━━ GIVEN RECORDS ━━
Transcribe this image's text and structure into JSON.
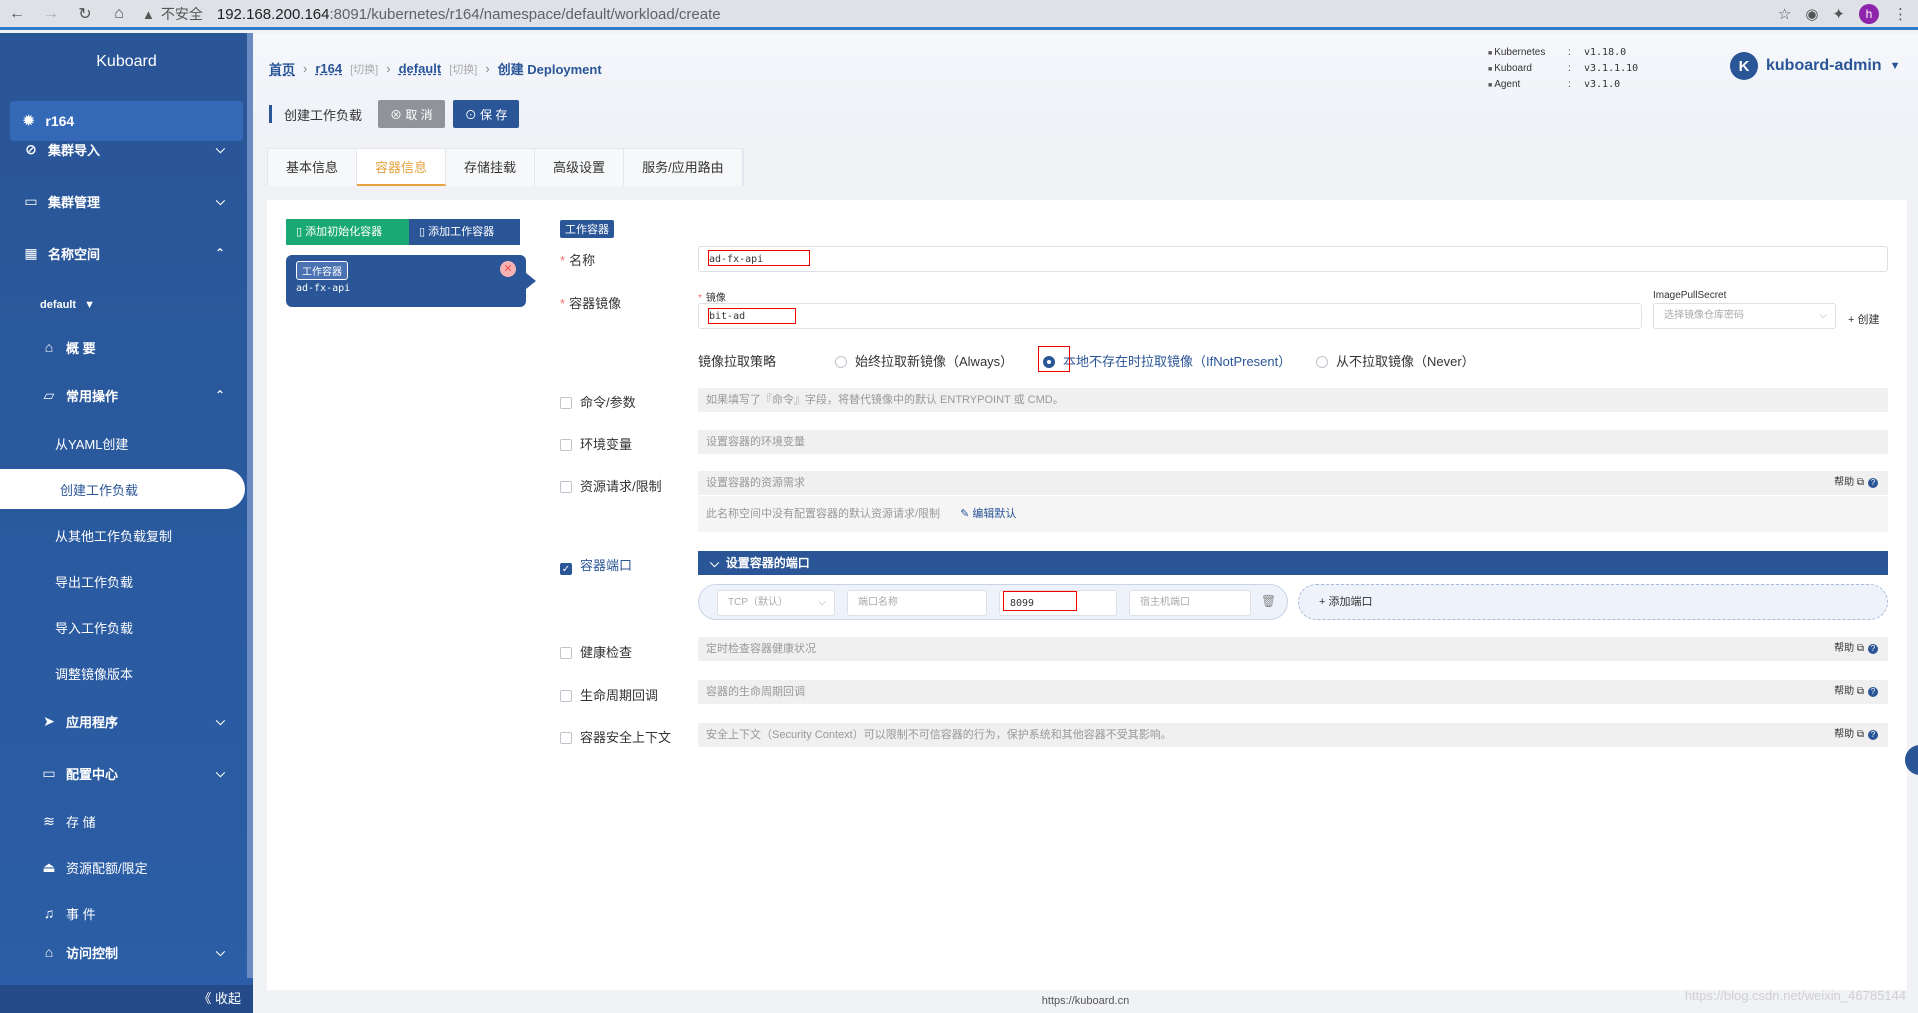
{
  "browser": {
    "insecure": "不安全",
    "host": "192.168.200.164",
    "path": ":8091/kubernetes/r164/namespace/default/workload/create",
    "profile": "h"
  },
  "sidebar": {
    "logo": "Kuboard",
    "cluster": "r164",
    "groups": [
      {
        "label": "集群导入"
      },
      {
        "label": "集群管理"
      },
      {
        "label": "名称空间"
      }
    ],
    "namespace": "default",
    "overview": "概 要",
    "common_ops": "常用操作",
    "ops_items": [
      "从YAML创建",
      "创建工作负载",
      "从其他工作负载复制",
      "导出工作负载",
      "导入工作负载",
      "调整镜像版本"
    ],
    "apps": "应用程序",
    "config": "配置中心",
    "storage": "存 储",
    "quota": "资源配额/限定",
    "events": "事 件",
    "access": "访问控制",
    "collapse": "《 收起"
  },
  "header": {
    "crumbs": {
      "home": "首页",
      "cluster": "r164",
      "switch1": "[切换]",
      "ns": "default",
      "switch2": "[切换]",
      "current": "创建 Deployment"
    },
    "versions": [
      {
        "k": "Kubernetes",
        "v": "v1.18.0"
      },
      {
        "k": "Kuboard",
        "v": "v3.1.1.10"
      },
      {
        "k": "Agent",
        "v": "v3.1.0"
      }
    ],
    "user": "kuboard-admin",
    "avatar": "K",
    "toolbar_title": "创建工作负载",
    "cancel": "⊗ 取 消",
    "save": "⊙ 保 存"
  },
  "tabs": [
    "基本信息",
    "容器信息",
    "存储挂载",
    "高级设置",
    "服务/应用路由"
  ],
  "containers": {
    "add_init": "添加初始化容器",
    "add_work": "添加工作容器",
    "card_badge": "工作容器",
    "card_name": "ad-fx-api"
  },
  "form": {
    "section_badge": "工作容器",
    "name_label": "名称",
    "name_value": "ad-fx-api",
    "image_label": "容器镜像",
    "image_sub": "镜像",
    "image_value": "bit-ad",
    "pull_secret_label": "ImagePullSecret",
    "pull_secret_placeholder": "选择镜像仓库密码",
    "create": "+ 创建",
    "pull_policy_label": "镜像拉取策略",
    "pull_options": [
      "始终拉取新镜像（Always）",
      "本地不存在时拉取镜像（IfNotPresent）",
      "从不拉取镜像（Never）"
    ],
    "cmd_label": "命令/参数",
    "cmd_hint": "如果填写了『命令』字段，将替代镜像中的默认 ENTRYPOINT 或 CMD。",
    "env_label": "环境变量",
    "env_hint": "设置容器的环境变量",
    "res_label": "资源请求/限制",
    "res_hint": "设置容器的资源需求",
    "res_note": "此名称空间中没有配置容器的默认资源请求/限制",
    "res_edit": "编辑默认",
    "help": "帮助",
    "port_label": "容器端口",
    "port_bar": "设置容器的端口",
    "protocol": "TCP（默认）",
    "port_name_ph": "端口名称",
    "port_value": "8099",
    "host_port_ph": "宿主机端口",
    "add_port": "+ 添加端口",
    "health_label": "健康检查",
    "health_hint": "定时检查容器健康状况",
    "life_label": "生命周期回调",
    "life_hint": "容器的生命周期回调",
    "sec_label": "容器安全上下文",
    "sec_hint": "安全上下文（Security Context）可以限制不可信容器的行为，保护系统和其他容器不受其影响。"
  },
  "footer": "https://kuboard.cn",
  "watermark": "https://blog.csdn.net/weixin_46785144"
}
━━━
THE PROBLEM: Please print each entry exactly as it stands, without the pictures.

COMPLETED TASK:
Transcribe this image's text and structure into JSON.
{
  "browser": {
    "insecure": "不安全",
    "host": "192.168.200.164",
    "path": ":8091/kubernetes/r164/namespace/default/workload/create",
    "profile": "h"
  },
  "sidebar": {
    "logo": "Kuboard",
    "cluster": "r164",
    "groups": [
      {
        "label": "集群导入"
      },
      {
        "label": "集群管理"
      },
      {
        "label": "名称空间"
      }
    ],
    "namespace": "default",
    "overview": "概 要",
    "common_ops": "常用操作",
    "ops_items": [
      "从YAML创建",
      "创建工作负载",
      "从其他工作负载复制",
      "导出工作负载",
      "导入工作负载",
      "调整镜像版本"
    ],
    "apps": "应用程序",
    "config": "配置中心",
    "storage": "存 储",
    "quota": "资源配额/限定",
    "events": "事 件",
    "access": "访问控制",
    "collapse": "《 收起"
  },
  "header": {
    "crumbs": {
      "home": "首页",
      "cluster": "r164",
      "switch1": "[切换]",
      "ns": "default",
      "switch2": "[切换]",
      "current": "创建 Deployment"
    },
    "versions": [
      {
        "k": "Kubernetes",
        "v": "v1.18.0"
      },
      {
        "k": "Kuboard",
        "v": "v3.1.1.10"
      },
      {
        "k": "Agent",
        "v": "v3.1.0"
      }
    ],
    "user": "kuboard-admin",
    "avatar": "K",
    "toolbar_title": "创建工作负载",
    "cancel": "⊗ 取 消",
    "save": "⊙ 保 存"
  },
  "tabs": [
    "基本信息",
    "容器信息",
    "存储挂载",
    "高级设置",
    "服务/应用路由"
  ],
  "containers": {
    "add_init": "添加初始化容器",
    "add_work": "添加工作容器",
    "card_badge": "工作容器",
    "card_name": "ad-fx-api"
  },
  "form": {
    "section_badge": "工作容器",
    "name_label": "名称",
    "name_value": "ad-fx-api",
    "image_label": "容器镜像",
    "image_sub": "镜像",
    "image_value": "bit-ad",
    "pull_secret_label": "ImagePullSecret",
    "pull_secret_placeholder": "选择镜像仓库密码",
    "create": "+ 创建",
    "pull_policy_label": "镜像拉取策略",
    "pull_options": [
      "始终拉取新镜像（Always）",
      "本地不存在时拉取镜像（IfNotPresent）",
      "从不拉取镜像（Never）"
    ],
    "cmd_label": "命令/参数",
    "cmd_hint": "如果填写了『命令』字段，将替代镜像中的默认 ENTRYPOINT 或 CMD。",
    "env_label": "环境变量",
    "env_hint": "设置容器的环境变量",
    "res_label": "资源请求/限制",
    "res_hint": "设置容器的资源需求",
    "res_note": "此名称空间中没有配置容器的默认资源请求/限制",
    "res_edit": "编辑默认",
    "help": "帮助",
    "port_label": "容器端口",
    "port_bar": "设置容器的端口",
    "protocol": "TCP（默认）",
    "port_name_ph": "端口名称",
    "port_value": "8099",
    "host_port_ph": "宿主机端口",
    "add_port": "+ 添加端口",
    "health_label": "健康检查",
    "health_hint": "定时检查容器健康状况",
    "life_label": "生命周期回调",
    "life_hint": "容器的生命周期回调",
    "sec_label": "容器安全上下文",
    "sec_hint": "安全上下文（Security Context）可以限制不可信容器的行为，保护系统和其他容器不受其影响。"
  },
  "footer": "https://kuboard.cn",
  "watermark": "https://blog.csdn.net/weixin_46785144"
}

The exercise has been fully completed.